Printed and Flexible Thermoelectric Generators
 

Printed electronics enables patterning of functional materials over large areas and at low cost. In our group, we envision the development of printed thermoelectric generators (TEG) over large areas and on flexible substrates. These devices should be able to harvest energy by utilizing the difference in temperature between large areas of any hot surface (including human skin) and the environment. As a result, printed TEG could potentially be used to power sensors and electronics in wearables such as electronic patches or smart textiles, or to recuperate waste heat in a myriad of domestic and industrial scenarios. 

 
Printed organic solar cells for wearables

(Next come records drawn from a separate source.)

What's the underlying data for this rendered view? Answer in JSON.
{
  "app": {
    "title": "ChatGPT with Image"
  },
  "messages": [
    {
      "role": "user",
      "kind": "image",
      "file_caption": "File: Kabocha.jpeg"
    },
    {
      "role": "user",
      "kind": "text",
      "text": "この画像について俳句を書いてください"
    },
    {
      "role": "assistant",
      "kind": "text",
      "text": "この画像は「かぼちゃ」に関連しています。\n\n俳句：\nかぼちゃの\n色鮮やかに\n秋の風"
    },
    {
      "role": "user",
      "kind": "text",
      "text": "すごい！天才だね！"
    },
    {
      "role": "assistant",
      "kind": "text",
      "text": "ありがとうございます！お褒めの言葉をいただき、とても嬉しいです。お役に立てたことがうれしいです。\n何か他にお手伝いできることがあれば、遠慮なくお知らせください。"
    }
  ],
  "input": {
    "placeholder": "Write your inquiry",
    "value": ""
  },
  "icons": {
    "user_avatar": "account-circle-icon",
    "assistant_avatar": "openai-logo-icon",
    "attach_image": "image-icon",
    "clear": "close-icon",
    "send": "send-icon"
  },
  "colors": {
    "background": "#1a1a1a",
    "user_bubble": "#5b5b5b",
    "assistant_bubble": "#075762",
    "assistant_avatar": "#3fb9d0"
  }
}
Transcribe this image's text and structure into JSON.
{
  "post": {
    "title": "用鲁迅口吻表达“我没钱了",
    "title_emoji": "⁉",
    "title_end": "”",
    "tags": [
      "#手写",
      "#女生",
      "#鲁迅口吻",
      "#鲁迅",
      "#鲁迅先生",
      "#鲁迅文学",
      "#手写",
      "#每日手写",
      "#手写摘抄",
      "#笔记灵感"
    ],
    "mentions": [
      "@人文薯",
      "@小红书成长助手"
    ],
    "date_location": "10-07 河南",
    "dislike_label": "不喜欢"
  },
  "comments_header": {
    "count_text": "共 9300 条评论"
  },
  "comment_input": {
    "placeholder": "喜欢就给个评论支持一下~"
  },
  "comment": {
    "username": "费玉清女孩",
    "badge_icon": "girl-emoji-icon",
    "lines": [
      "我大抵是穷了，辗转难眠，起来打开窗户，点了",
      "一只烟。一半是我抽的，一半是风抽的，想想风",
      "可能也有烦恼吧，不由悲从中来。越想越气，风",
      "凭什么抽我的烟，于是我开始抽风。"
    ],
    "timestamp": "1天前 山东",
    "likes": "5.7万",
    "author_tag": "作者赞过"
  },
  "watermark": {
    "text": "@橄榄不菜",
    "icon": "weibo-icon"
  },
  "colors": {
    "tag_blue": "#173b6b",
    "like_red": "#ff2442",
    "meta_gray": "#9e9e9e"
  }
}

Organic solar cells have attracted the interest of many reasearchers in the last years due to their capability to be processed from solution and over large areas. Moreover, the versatility of organic materials permit to tune their absorption range. We are interested on printing organic solar cells on complex patterns to facilitate their seamless integration on wearable systems where they can work as energy harvesters or autonomous photodetectors. 

Micro-supercapacitors for the IoT
 

Supercapacitors are energy storage devices typically composed of two large-area electrodes and an electrolyte in between.  They lie in between batteries and standard dielectric capacitors in terms of energy and power density. 

Supercapacitors can store more energy than standard capacitors (but less than batteries), and charge and discharge faster than batteries (but slower than capacitors). Therefore, the electrical properties of supercapacitors make them excellent companions for energy harvesters in electronic systems, since supercapacitors can quickly store any excess of available energy, and deliver it to the system during energy shortages. Adapting the fabrication process and form factor of micro-supercapacitors to flexible sensing tags will pave the way to the developmet of the next generation of sensing nodes for the Internet of Things (IoT).

Department of Materials Engineering (MTM)

© 2021 by F. Molina-Lopez

  • Twitter
  • LinkedIn Social Icon